Hyundai Robotics is entering the food technology market in cooperation with the global chicken franchise, KFC.
Hyundai Robotics has signed an agreement outlining “research and co-operation in automated production manufacturing” with KFC at the restaurant chain’s Eungam restaurant in Seoul, South Korea.
Hyundai Robotics’ COO Seo Yoo Seong and KFC Korea’s CEO Eom Ik-soo attended the signing ceremony.
Through this agreement, the two companies have decided to jointly conduct:
- research and development on automated chicken production using collaborative robots; and
- development of process arrangements and cooking equipment to enhance cooking efficiency.
Under this cooperative arrangement, Hyundai Robotics will be in charge of designing efficient cooking processes and standardizing operational procedures, while KFC will provide the manufacturing expertise and sales facilities, as well as develop cooking equipment.
In particular, Hyundai Robotics plans to use vision sensing – camera angle data analysis – technology to automate the process of sorting chicken products, and gradually expand the application of related technologies to the manufacturing process, such as inserting mobile robots that can move freely, instead of collaborative robots, into narrow spaces.
Through the agreement, the companies expect to place collaborative robots in the chicken production process where risk is high and tasks are repetitive, and thereby enhance its stability and efficiency.
Moreover, by adopting robotics into the cooking process, orders can be processed faster and more accurately, which is expected to increase customer satisfaction as well.
Hyundai Robotics has used its experience in smart factories, where robots manufacture other robots, to expand its operations into the “food-tech market”.
Food-tech is the application of cutting-edge technology into the food industry, and it has been receiving more and more attention since the onset of Covid-19.
According to the global market research firm, Research and Markets, the worldwide food-tech market is expected to grow at an average annual rate of 5.8 percent and reach a scale of around $250 billion by 2022.
Seo Yoo Seong, Hyundai Robotics COO, says: “Covid-19 has brought us this new opportunity called ‘food-tech’ due to the shifting of consumption patterns.
“We will use this cooperation to develop and apply robotics technology and expand into new industries.”
Hyundai Robotics, spun off from Hyundai Heavy Industries Holdings last May and launched as an independent corporation, is Korea’s top industrial robotics company.

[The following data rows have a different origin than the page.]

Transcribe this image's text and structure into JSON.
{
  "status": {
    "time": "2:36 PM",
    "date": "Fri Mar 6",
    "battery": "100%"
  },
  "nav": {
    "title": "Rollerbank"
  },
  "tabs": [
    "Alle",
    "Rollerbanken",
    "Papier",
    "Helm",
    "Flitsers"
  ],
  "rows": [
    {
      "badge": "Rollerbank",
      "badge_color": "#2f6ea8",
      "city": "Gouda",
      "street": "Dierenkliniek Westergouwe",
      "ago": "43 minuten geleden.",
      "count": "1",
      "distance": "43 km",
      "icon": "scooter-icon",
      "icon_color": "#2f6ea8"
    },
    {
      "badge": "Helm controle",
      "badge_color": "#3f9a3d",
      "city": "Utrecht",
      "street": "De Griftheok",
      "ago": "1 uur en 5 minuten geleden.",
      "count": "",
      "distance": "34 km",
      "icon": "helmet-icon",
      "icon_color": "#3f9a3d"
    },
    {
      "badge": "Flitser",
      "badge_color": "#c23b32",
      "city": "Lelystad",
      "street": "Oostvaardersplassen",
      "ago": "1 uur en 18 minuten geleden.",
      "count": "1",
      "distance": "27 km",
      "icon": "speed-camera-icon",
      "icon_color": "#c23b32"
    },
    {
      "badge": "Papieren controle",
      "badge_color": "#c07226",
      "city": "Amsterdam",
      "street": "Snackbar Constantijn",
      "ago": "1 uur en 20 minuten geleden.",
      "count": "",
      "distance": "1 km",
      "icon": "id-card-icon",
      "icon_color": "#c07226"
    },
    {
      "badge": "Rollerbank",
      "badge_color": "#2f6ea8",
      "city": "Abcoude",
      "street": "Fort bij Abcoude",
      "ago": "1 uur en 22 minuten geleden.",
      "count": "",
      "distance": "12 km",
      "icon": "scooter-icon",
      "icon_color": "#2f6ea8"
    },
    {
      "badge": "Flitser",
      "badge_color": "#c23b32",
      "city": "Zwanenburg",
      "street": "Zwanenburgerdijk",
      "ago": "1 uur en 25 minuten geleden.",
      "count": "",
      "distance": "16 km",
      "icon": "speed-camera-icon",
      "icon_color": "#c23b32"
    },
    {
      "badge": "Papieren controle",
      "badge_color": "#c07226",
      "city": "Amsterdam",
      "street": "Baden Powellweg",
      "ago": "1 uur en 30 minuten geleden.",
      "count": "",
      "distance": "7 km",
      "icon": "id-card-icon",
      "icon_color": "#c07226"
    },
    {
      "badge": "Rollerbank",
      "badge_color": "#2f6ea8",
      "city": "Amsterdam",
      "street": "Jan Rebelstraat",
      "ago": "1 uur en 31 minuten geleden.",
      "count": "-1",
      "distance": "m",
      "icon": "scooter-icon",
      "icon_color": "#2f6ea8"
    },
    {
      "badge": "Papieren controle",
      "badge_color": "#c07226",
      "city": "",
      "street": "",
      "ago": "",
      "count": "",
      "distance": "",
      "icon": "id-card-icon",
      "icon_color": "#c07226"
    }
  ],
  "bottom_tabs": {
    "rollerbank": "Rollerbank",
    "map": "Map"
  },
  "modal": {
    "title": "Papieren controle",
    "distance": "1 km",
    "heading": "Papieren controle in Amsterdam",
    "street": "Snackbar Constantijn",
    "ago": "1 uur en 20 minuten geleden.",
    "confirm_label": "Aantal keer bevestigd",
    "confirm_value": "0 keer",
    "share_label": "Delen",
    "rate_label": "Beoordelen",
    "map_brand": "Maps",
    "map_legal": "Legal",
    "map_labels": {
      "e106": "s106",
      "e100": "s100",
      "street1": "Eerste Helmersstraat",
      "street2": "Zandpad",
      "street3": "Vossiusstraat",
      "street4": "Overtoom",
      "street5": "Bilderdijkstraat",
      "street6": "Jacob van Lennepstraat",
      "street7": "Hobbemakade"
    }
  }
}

The company continues to develop its competitiveness in future technologies, such as artificial intelligence and ICT, through business cooperation, such as the successful attraction of a 50-billion-KRW investment from KT last June.